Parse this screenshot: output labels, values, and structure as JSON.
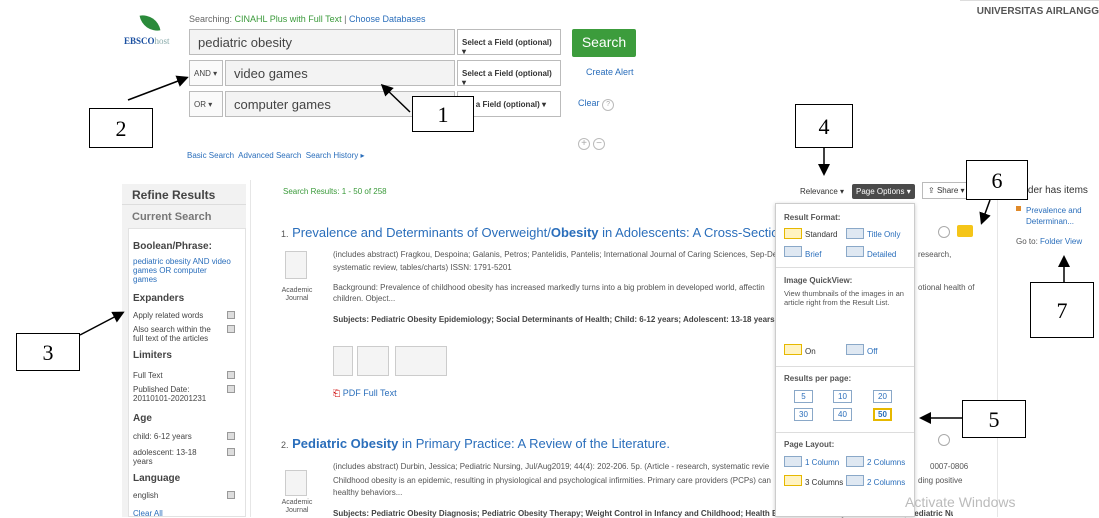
{
  "header": {
    "searching_label": "Searching:",
    "database": "CINAHL Plus with Full Text",
    "choose_db": "Choose Databases",
    "logo_text": "EBSCO",
    "logo_suffix": "host",
    "institution": "UNIVERSITAS AIRLANGG"
  },
  "search": {
    "rows": [
      {
        "bool": "",
        "term": "pediatric obesity",
        "field": "Select a Field (optional) ▾"
      },
      {
        "bool": "AND ▾",
        "term": "video games",
        "field": "Select a Field (optional) ▾"
      },
      {
        "bool": "OR ▾",
        "term": "computer games",
        "field": "ect a Field (optional) ▾"
      }
    ],
    "search_btn": "Search",
    "create_alert": "Create Alert",
    "clear": "Clear",
    "basic": "Basic Search",
    "advanced": "Advanced Search",
    "history": "Search History ▸"
  },
  "annotations": [
    "1",
    "2",
    "3",
    "4",
    "5",
    "6",
    "7"
  ],
  "refine": {
    "title": "Refine Results",
    "current": "Current Search",
    "boolean_h": "Boolean/Phrase:",
    "boolean_v": "pediatric obesity AND video games OR computer games",
    "expanders_h": "Expanders",
    "exp1": "Apply related words",
    "exp2": "Also search within the full text of the articles",
    "limiters_h": "Limiters",
    "lim1": "Full Text",
    "lim2": "Published Date: 20110101-20201231",
    "age_h": "Age",
    "age1": "child: 6-12 years",
    "age2": "adolescent: 13-18 years",
    "lang_h": "Language",
    "lang1": "english",
    "clear_all": "Clear All"
  },
  "results": {
    "summary_label": "Search Results:",
    "summary": "1 - 50 of 258",
    "relevance": "Relevance ▾",
    "page_options": "Page Options ▾",
    "share": "Share ▾",
    "r1_num": "1.",
    "r1_title_a": "Prevalence and Determinants of Overweight/",
    "r1_title_b": "Obesity",
    "r1_title_c": " in Adolescents: A Cross-Sectional Stu",
    "r1_meta": "(includes abstract) Fragkou, Despoina; Galanis, Petros; Pantelidis, Pantelis; International Journal of Caring Sciences, Sep-De",
    "r1_meta2": "systematic review, tables/charts) ISSN: 1791-5201",
    "r1_meta_tail": "research,",
    "r1_abstract": "Background: Prevalence of childhood obesity has increased markedly turns into a big problem in developed world, affectin",
    "r1_abstract2": "children. Object...",
    "r1_abstract_tail": "otional health of",
    "r1_subjects": "Subjects: Pediatric Obesity Epidemiology; Social Determinants of Health; Child: 6-12 years; Adolescent: 13-18 years",
    "r1_type": "Academic Journal",
    "pdf": "PDF Full Text",
    "r2_num": "2.",
    "r2_title_a": "Pediatric Obesity",
    "r2_title_b": " in Primary Practice: A Review of the Literature.",
    "r2_meta": "(includes abstract) Durbin, Jessica; Pediatric Nursing, Jul/Aug2019; 44(4): 202-206. 5p. (Article - research, systematic revie",
    "r2_meta_tail": "0007-0806",
    "r2_abstract": "Childhood obesity is an epidemic, resulting in physiological and psychological infirmities. Primary care providers (PCPs) can",
    "r2_abstract_tail": "ding positive",
    "r2_abstract2": "healthy behaviors...",
    "r2_type": "Academic Journal",
    "r2_subjects": "Subjects: Pediatric Obesity Diagnosis; Pediatric Obesity Therapy; Weight Control in Infancy and Childhood; Health Behavior in Infancy and Childhood; Pediatric Nursing"
  },
  "page_options_panel": {
    "format_h": "Result Format:",
    "standard": "Standard",
    "title_only": "Title Only",
    "brief": "Brief",
    "detailed": "Detailed",
    "quickview_h": "Image QuickView:",
    "quickview_desc": "View thumbnails of the images in an article right from the Result List.",
    "on": "On",
    "off": "Off",
    "per_page_h": "Results per page:",
    "per_page": [
      "5",
      "10",
      "20",
      "30",
      "40",
      "50"
    ],
    "per_page_selected": "50",
    "layout_h": "Page Layout:",
    "col1": "1 Column",
    "col2": "2 Columns",
    "col3": "3 Columns",
    "col2b": "2 Columns"
  },
  "folder": {
    "title": "Folder has items",
    "item": "Prevalence and Determinan...",
    "goto": "Go to:",
    "view": "Folder View"
  },
  "watermark": "Activate Windows"
}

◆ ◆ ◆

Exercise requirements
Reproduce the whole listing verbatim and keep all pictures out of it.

Solution for this problem
Parse this screenshot: output labels, values, and structure as JSON.
{
  "header": {
    "searching_label": "Searching:",
    "database": "CINAHL Plus with Full Text",
    "choose_db": "Choose Databases",
    "logo_text": "EBSCO",
    "logo_suffix": "host",
    "institution": "UNIVERSITAS AIRLANGG"
  },
  "search": {
    "rows": [
      {
        "bool": "",
        "term": "pediatric obesity",
        "field": "Select a Field (optional) ▾"
      },
      {
        "bool": "AND ▾",
        "term": "video games",
        "field": "Select a Field (optional) ▾"
      },
      {
        "bool": "OR ▾",
        "term": "computer games",
        "field": "ect a Field (optional) ▾"
      }
    ],
    "search_btn": "Search",
    "create_alert": "Create Alert",
    "clear": "Clear",
    "basic": "Basic Search",
    "advanced": "Advanced Search",
    "history": "Search History ▸"
  },
  "annotations": [
    "1",
    "2",
    "3",
    "4",
    "5",
    "6",
    "7"
  ],
  "refine": {
    "title": "Refine Results",
    "current": "Current Search",
    "boolean_h": "Boolean/Phrase:",
    "boolean_v": "pediatric obesity AND video games OR computer games",
    "expanders_h": "Expanders",
    "exp1": "Apply related words",
    "exp2": "Also search within the full text of the articles",
    "limiters_h": "Limiters",
    "lim1": "Full Text",
    "lim2": "Published Date: 20110101-20201231",
    "age_h": "Age",
    "age1": "child: 6-12 years",
    "age2": "adolescent: 13-18 years",
    "lang_h": "Language",
    "lang1": "english",
    "clear_all": "Clear All"
  },
  "results": {
    "summary_label": "Search Results:",
    "summary": "1 - 50 of 258",
    "relevance": "Relevance ▾",
    "page_options": "Page Options ▾",
    "share": "Share ▾",
    "r1_num": "1.",
    "r1_title_a": "Prevalence and Determinants of Overweight/",
    "r1_title_b": "Obesity",
    "r1_title_c": " in Adolescents: A Cross-Sectional Stu",
    "r1_meta": "(includes abstract) Fragkou, Despoina; Galanis, Petros; Pantelidis, Pantelis; International Journal of Caring Sciences, Sep-De",
    "r1_meta2": "systematic review, tables/charts) ISSN: 1791-5201",
    "r1_meta_tail": "research,",
    "r1_abstract": "Background: Prevalence of childhood obesity has increased markedly turns into a big problem in developed world, affectin",
    "r1_abstract2": "children. Object...",
    "r1_abstract_tail": "otional health of",
    "r1_subjects": "Subjects: Pediatric Obesity Epidemiology; Social Determinants of Health; Child: 6-12 years; Adolescent: 13-18 years",
    "r1_type": "Academic Journal",
    "pdf": "PDF Full Text",
    "r2_num": "2.",
    "r2_title_a": "Pediatric Obesity",
    "r2_title_b": " in Primary Practice: A Review of the Literature.",
    "r2_meta": "(includes abstract) Durbin, Jessica; Pediatric Nursing, Jul/Aug2019; 44(4): 202-206. 5p. (Article - research, systematic revie",
    "r2_meta_tail": "0007-0806",
    "r2_abstract": "Childhood obesity is an epidemic, resulting in physiological and psychological infirmities. Primary care providers (PCPs) can",
    "r2_abstract_tail": "ding positive",
    "r2_abstract2": "healthy behaviors...",
    "r2_type": "Academic Journal",
    "r2_subjects": "Subjects: Pediatric Obesity Diagnosis; Pediatric Obesity Therapy; Weight Control in Infancy and Childhood; Health Behavior in Infancy and Childhood; Pediatric Nursing"
  },
  "page_options_panel": {
    "format_h": "Result Format:",
    "standard": "Standard",
    "title_only": "Title Only",
    "brief": "Brief",
    "detailed": "Detailed",
    "quickview_h": "Image QuickView:",
    "quickview_desc": "View thumbnails of the images in an article right from the Result List.",
    "on": "On",
    "off": "Off",
    "per_page_h": "Results per page:",
    "per_page": [
      "5",
      "10",
      "20",
      "30",
      "40",
      "50"
    ],
    "per_page_selected": "50",
    "layout_h": "Page Layout:",
    "col1": "1 Column",
    "col2": "2 Columns",
    "col3": "3 Columns",
    "col2b": "2 Columns"
  },
  "folder": {
    "title": "Folder has items",
    "item": "Prevalence and Determinan...",
    "goto": "Go to:",
    "view": "Folder View"
  },
  "watermark": "Activate Windows"
}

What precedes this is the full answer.